Input data START

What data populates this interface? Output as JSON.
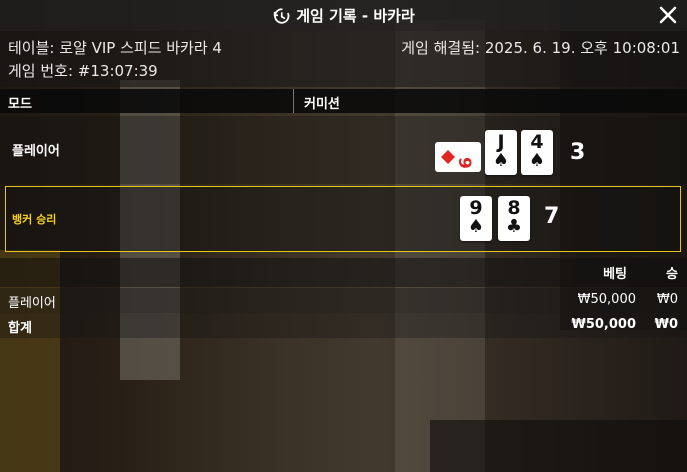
{
  "window": {
    "title": "게임 기록 - 바카라",
    "close_icon": "close-icon",
    "history_icon": "history-icon"
  },
  "info": {
    "table": "테이블: 로얄 VIP 스피드 바카라 4",
    "game_number": "게임 번호: #13:07:39",
    "resolved": "게임 해결됨: 2025. 6. 19. 오후 10:08:01"
  },
  "mode_bar": {
    "mode_label": "모드",
    "commission_label": "커미션"
  },
  "hands": {
    "player": {
      "label": "플레이어",
      "side_card": "rotated-diamond-9",
      "cards": [
        {
          "rank": "J",
          "suit": "♠"
        },
        {
          "rank": "4",
          "suit": "♠"
        }
      ],
      "score": "3"
    },
    "banker": {
      "label": "뱅커 승리",
      "cards": [
        {
          "rank": "9",
          "suit": "♠"
        },
        {
          "rank": "8",
          "suit": "♣"
        }
      ],
      "score": "7",
      "highlight_color": "#e8c51a"
    }
  },
  "bets": {
    "headers": {
      "bet": "베팅",
      "win": "승"
    },
    "rows": [
      {
        "name": "플레이어",
        "amount": "₩50,000",
        "win": "₩0"
      }
    ],
    "total": {
      "name": "합계",
      "amount": "₩50,000",
      "win": "₩0"
    }
  }
}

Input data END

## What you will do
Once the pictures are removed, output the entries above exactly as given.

## Output for this task
What data populates this interface? Output as JSON.
{
  "window": {
    "title": "게임 기록 - 바카라",
    "close_icon": "close-icon",
    "history_icon": "history-icon"
  },
  "info": {
    "table": "테이블: 로얄 VIP 스피드 바카라 4",
    "game_number": "게임 번호: #13:07:39",
    "resolved": "게임 해결됨: 2025. 6. 19. 오후 10:08:01"
  },
  "mode_bar": {
    "mode_label": "모드",
    "commission_label": "커미션"
  },
  "hands": {
    "player": {
      "label": "플레이어",
      "side_card": "rotated-diamond-9",
      "cards": [
        {
          "rank": "J",
          "suit": "♠"
        },
        {
          "rank": "4",
          "suit": "♠"
        }
      ],
      "score": "3"
    },
    "banker": {
      "label": "뱅커 승리",
      "cards": [
        {
          "rank": "9",
          "suit": "♠"
        },
        {
          "rank": "8",
          "suit": "♣"
        }
      ],
      "score": "7",
      "highlight_color": "#e8c51a"
    }
  },
  "bets": {
    "headers": {
      "bet": "베팅",
      "win": "승"
    },
    "rows": [
      {
        "name": "플레이어",
        "amount": "₩50,000",
        "win": "₩0"
      }
    ],
    "total": {
      "name": "합계",
      "amount": "₩50,000",
      "win": "₩0"
    }
  }
}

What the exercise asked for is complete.